The musicians involved in this great “meditation in music” were Dudu, Chris, Johnny and Louis.
Blue Notes for Johnny is a very different sounding album and only the remaining three Blue Notes took part: Chris, Dudu and Louis.
The album is made up of more discrete tracks unlike the free-flowing “movements” of the Mongezi tribute album. The absence of the bass makes the loss of Johnny feel very poignant: as Chris wrote in his tribute to Johnny – “The place you left cannot be filled by any other Our music will no longer sound the same.”
Back in 1964, just before they left South Africa for good, the Blue Notes travelled around the country playing gigs in all the major centres and some pretty minor ones as well. One of these gigs was most fortunately captured on tape and issued in 1995 as Blue Notes – Legacy. Original Blue Notes member Nikele Moyake (tenor sax) was still with the group (he returned to South Africa after the band's appearance at the 1964 Antibes-Juan les Pins Jazz Festival, where he died of a brain tumour not long after).
This is album was originally released in 1995 with the slightly different title The Blue Notes Legacy.
The music, I wrote at the time, is “swinging, tight and inventive.
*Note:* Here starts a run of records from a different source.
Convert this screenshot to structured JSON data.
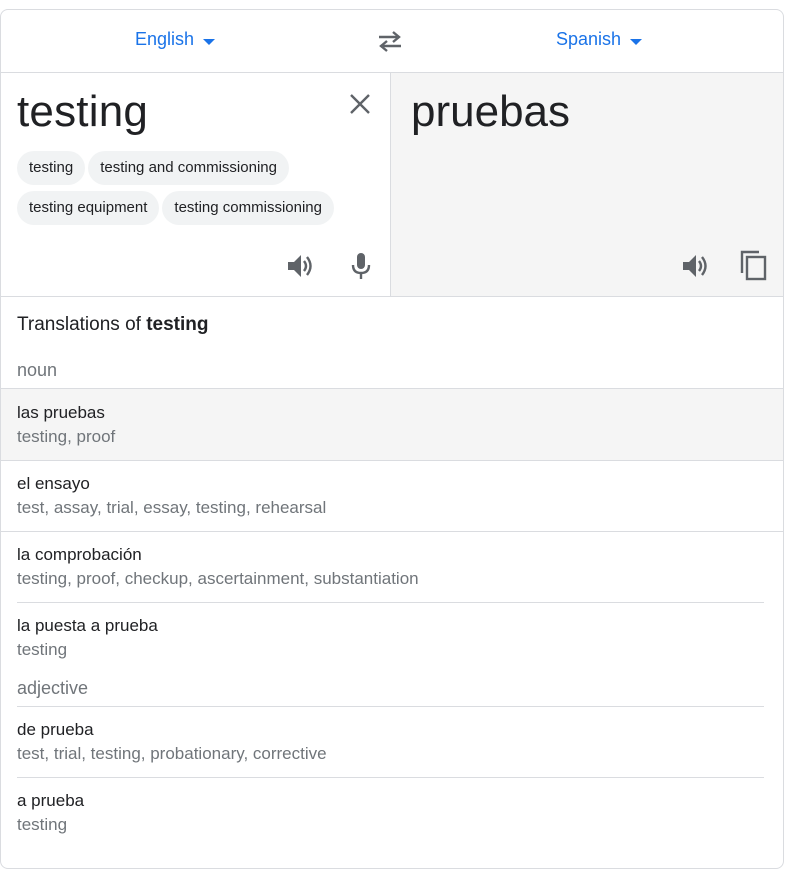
{
  "header": {
    "source_lang": "English",
    "target_lang": "Spanish"
  },
  "source": {
    "text": "testing",
    "suggestions": [
      "testing",
      "testing and commissioning",
      "testing equipment",
      "testing commissioning"
    ]
  },
  "target": {
    "text": "pruebas"
  },
  "dictionary": {
    "title_prefix": "Translations of ",
    "title_word": "testing",
    "groups": [
      {
        "pos": "noun",
        "entries": [
          {
            "word": "las pruebas",
            "synonyms": "testing, proof"
          },
          {
            "word": "el ensayo",
            "synonyms": "test, assay, trial, essay, testing, rehearsal"
          },
          {
            "word": "la comprobación",
            "synonyms": "testing, proof, checkup, ascertainment, substantiation"
          },
          {
            "word": "la puesta a prueba",
            "synonyms": "testing"
          }
        ]
      },
      {
        "pos": "adjective",
        "entries": [
          {
            "word": "de prueba",
            "synonyms": "test, trial, testing, probationary, corrective"
          },
          {
            "word": "a prueba",
            "synonyms": "testing"
          }
        ]
      }
    ]
  },
  "icons": {
    "swap": "swap-arrows-icon",
    "clear": "close-icon",
    "listen_source": "speaker-icon",
    "mic": "microphone-icon",
    "listen_target": "speaker-icon",
    "copy": "copy-icon"
  },
  "colors": {
    "accent": "#1a73e8",
    "icon": "#5f6368",
    "muted_text": "#70757a",
    "target_bg": "#f5f5f5",
    "highlight_row": "#f5f5f5"
  }
}
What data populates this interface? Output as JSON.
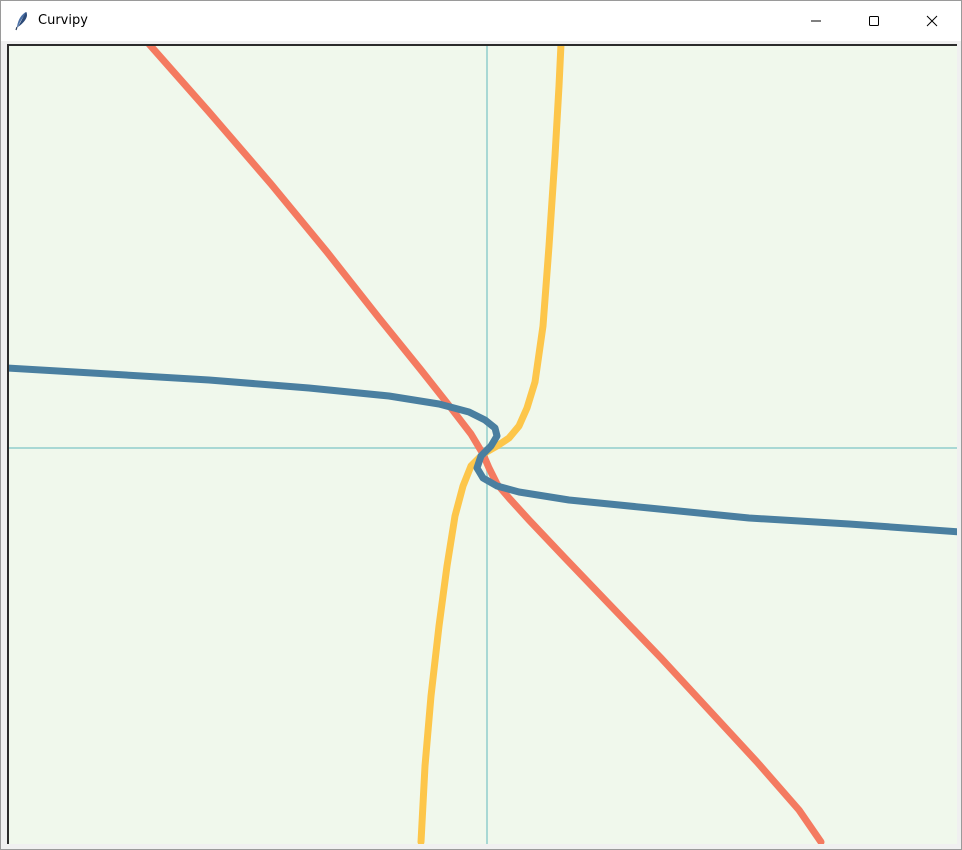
{
  "window": {
    "title": "Curvipy",
    "app_icon": "feather-icon",
    "controls": {
      "minimize_icon": "minimize-icon",
      "maximize_icon": "maximize-icon",
      "close_icon": "close-icon"
    }
  },
  "colors": {
    "canvas_background": "#f0f8ec",
    "axis": "#a8d8d4",
    "curve_red": "#f47a60",
    "curve_yellow": "#fdc64a",
    "curve_blue": "#4a7fa0"
  }
}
With those lovely rhythmic and harmonic surprises that seemed to be so natural to these six highly talented guys.”
The track listing includes one standard and six Blue Notes originals, each one a gem. The origianls are four by Dudu and two by Chris. The standard is Green and Hayman's “I Cover the Waterfront,” a favourite at the time of Nikele Moyake's.
In some ways though, the pick for me of this collection of great albums, the one which gives the best feel for the mature sound of the Blue Notes, is Blue Notes in Concert, recorded at the 100 Club in London in 1977.
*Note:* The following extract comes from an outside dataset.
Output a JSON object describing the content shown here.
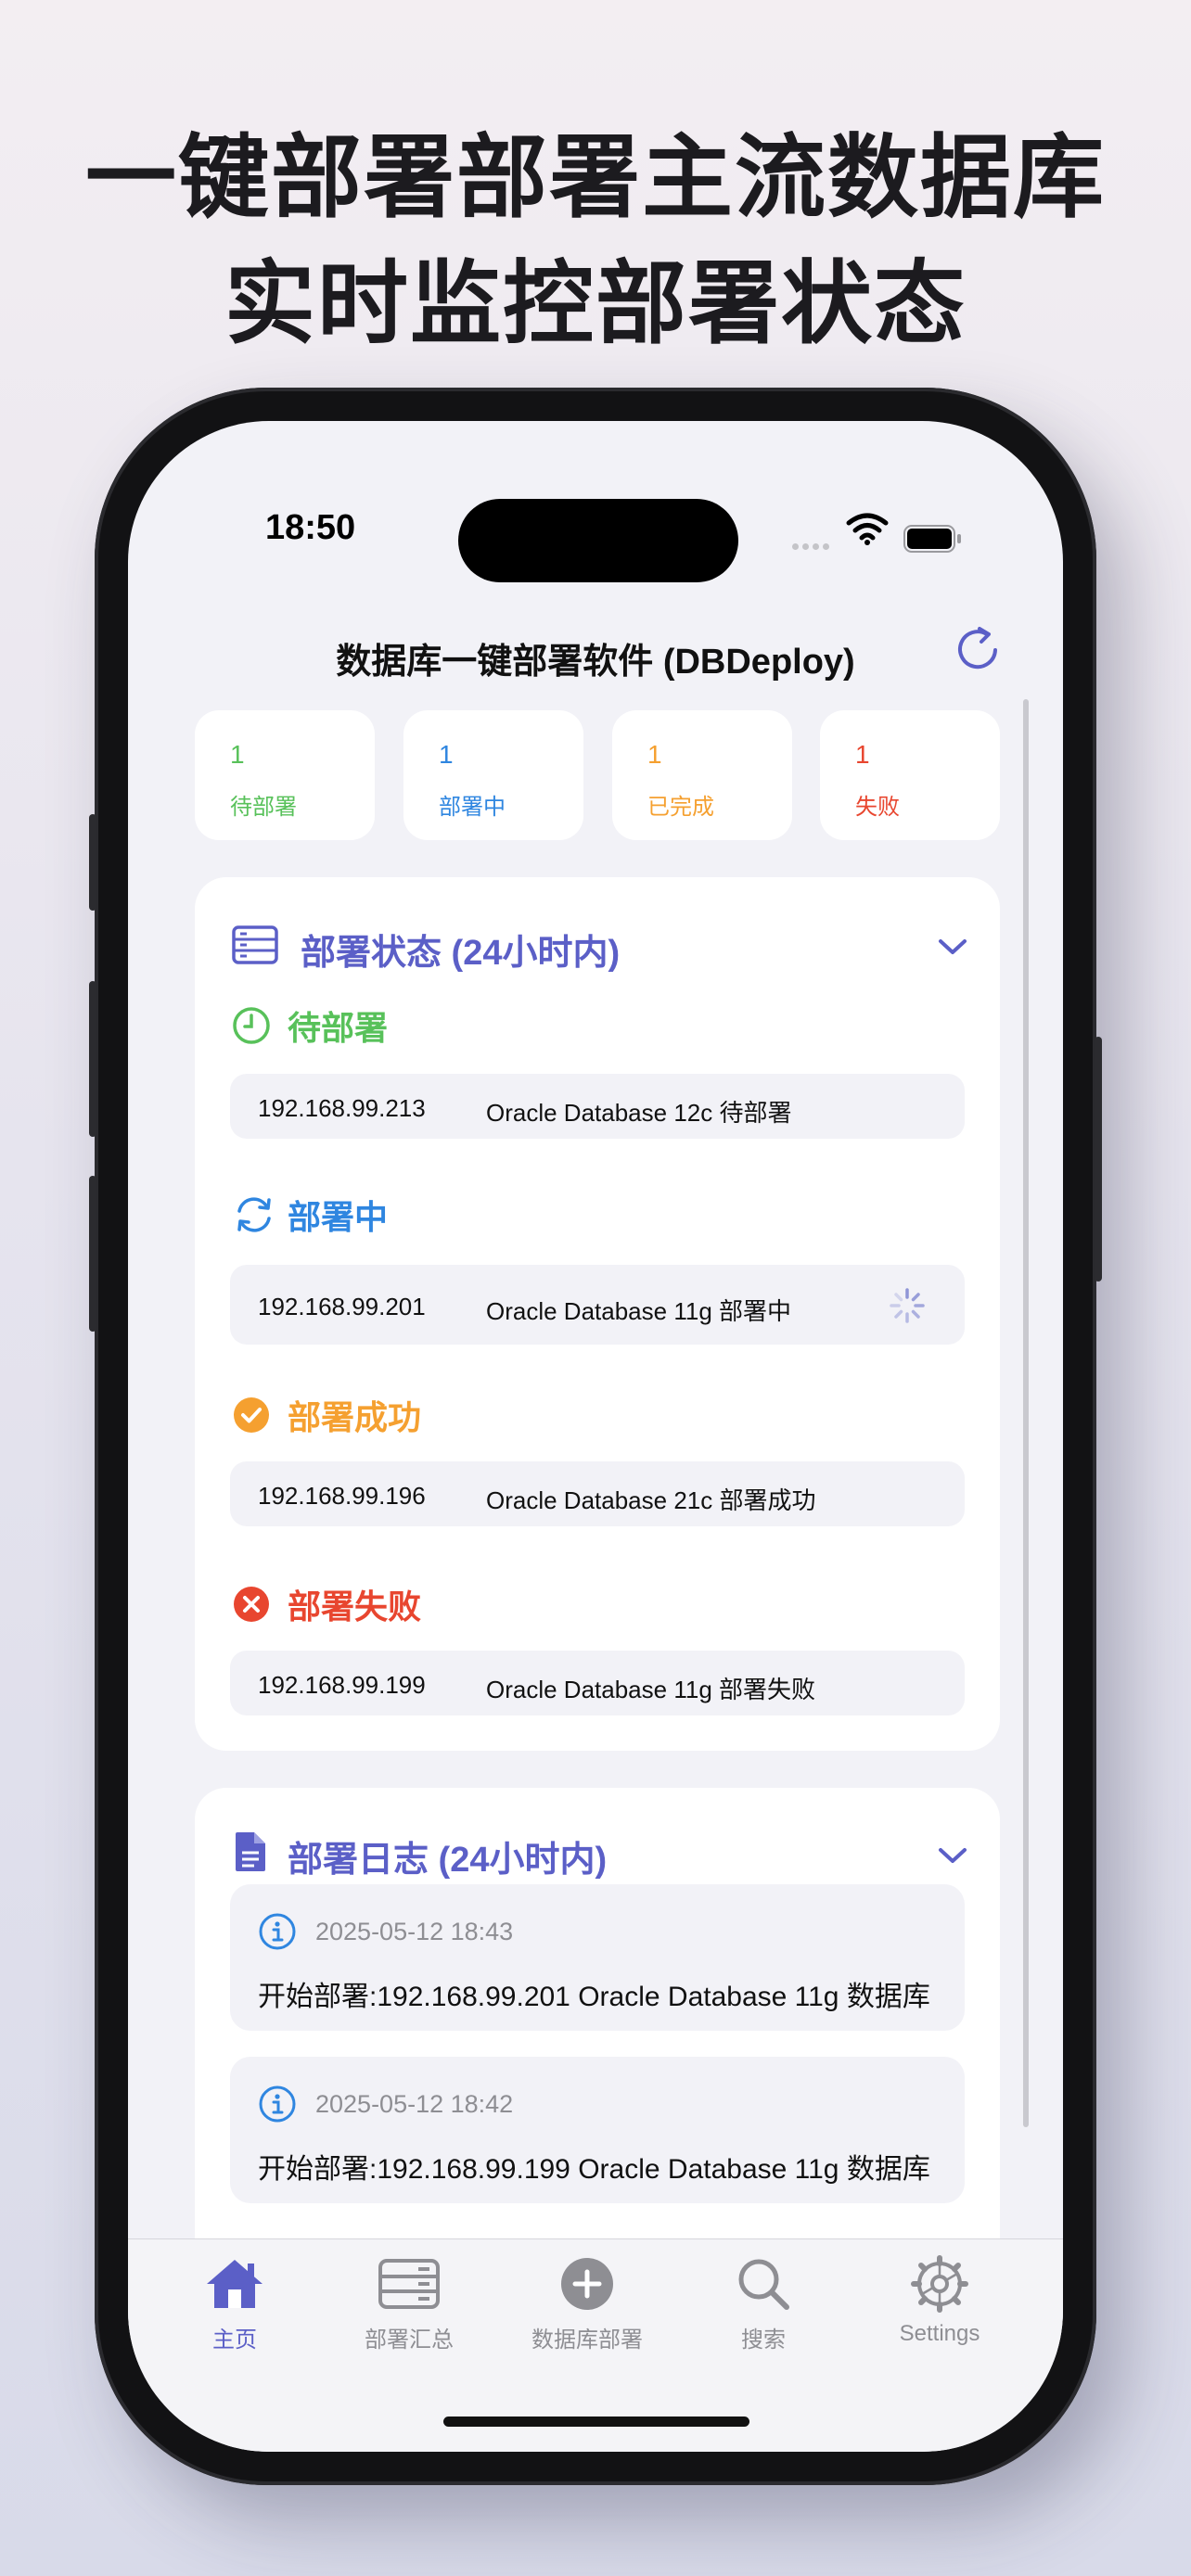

With all the roughness that inevitably creeps into live performances, especially at clubs rather than concert halls, this is music that is exciting, lively and very present.
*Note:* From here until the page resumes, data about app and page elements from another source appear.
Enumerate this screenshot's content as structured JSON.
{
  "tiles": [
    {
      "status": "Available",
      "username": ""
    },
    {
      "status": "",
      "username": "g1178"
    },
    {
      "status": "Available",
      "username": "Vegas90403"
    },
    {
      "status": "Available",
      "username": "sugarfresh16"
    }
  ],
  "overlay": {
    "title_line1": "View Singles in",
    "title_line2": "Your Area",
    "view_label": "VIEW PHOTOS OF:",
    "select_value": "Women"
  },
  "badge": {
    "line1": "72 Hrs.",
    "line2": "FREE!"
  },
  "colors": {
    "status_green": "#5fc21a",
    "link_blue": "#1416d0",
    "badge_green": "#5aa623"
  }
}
It is very difficult to sit still and listen to some of the tracks – see if you can stay in your seat at the opening of track 5, Kudala!
And some of the tracks are so African in sound that it takes a positive act of imagination to recognise that the musicians are playing in Oxford Street, London. The sounds are more of the wide-open African veld shimmering in midday heat or partially hidden under the evening mists tinged with the colours of sunset. Thorn trees and traditional African beer seem more likely than plush seats and whiskeys-and-sodas. Indeed I can imagine that some of those whiskeys must have been spilt when the band launched into songs like “Abalimanga”!
At the same time I think it a tribute to British music lovers that they could appreciate such exotic sounds so enthusiastically.
And the abrupt changes in the music keep one on one's toes, and waiting for the next surprise.
Truly an album which catches some of the spontaneity of which the Blue Notes were famous for producing. Great fun.
This boxed set is a must for anyone interested in South African jazz as the albums which comprise it showcase some wonderfully talented musicians at their creative best producing music which is rich, lively, entertaining and uplifting, as all great music should be.
In September 2007 the Blue Notes as a group were awarded the National Order of Ikhamanga in Silver by then-president Thabo Mbeki. The citation for the honour concluded: “Blue Notes goes back to a golden age in South Africa's musical history. The multiracial band's eclectic and uniquely South African rendition of jazz made them a noteworthy jazz band in the international halls of fame. They were once one of the most popular jazz bands in the country, often defying the tyrannical race laws of the country in order to perform.”
How sad that such recognition came too late for almost all of them.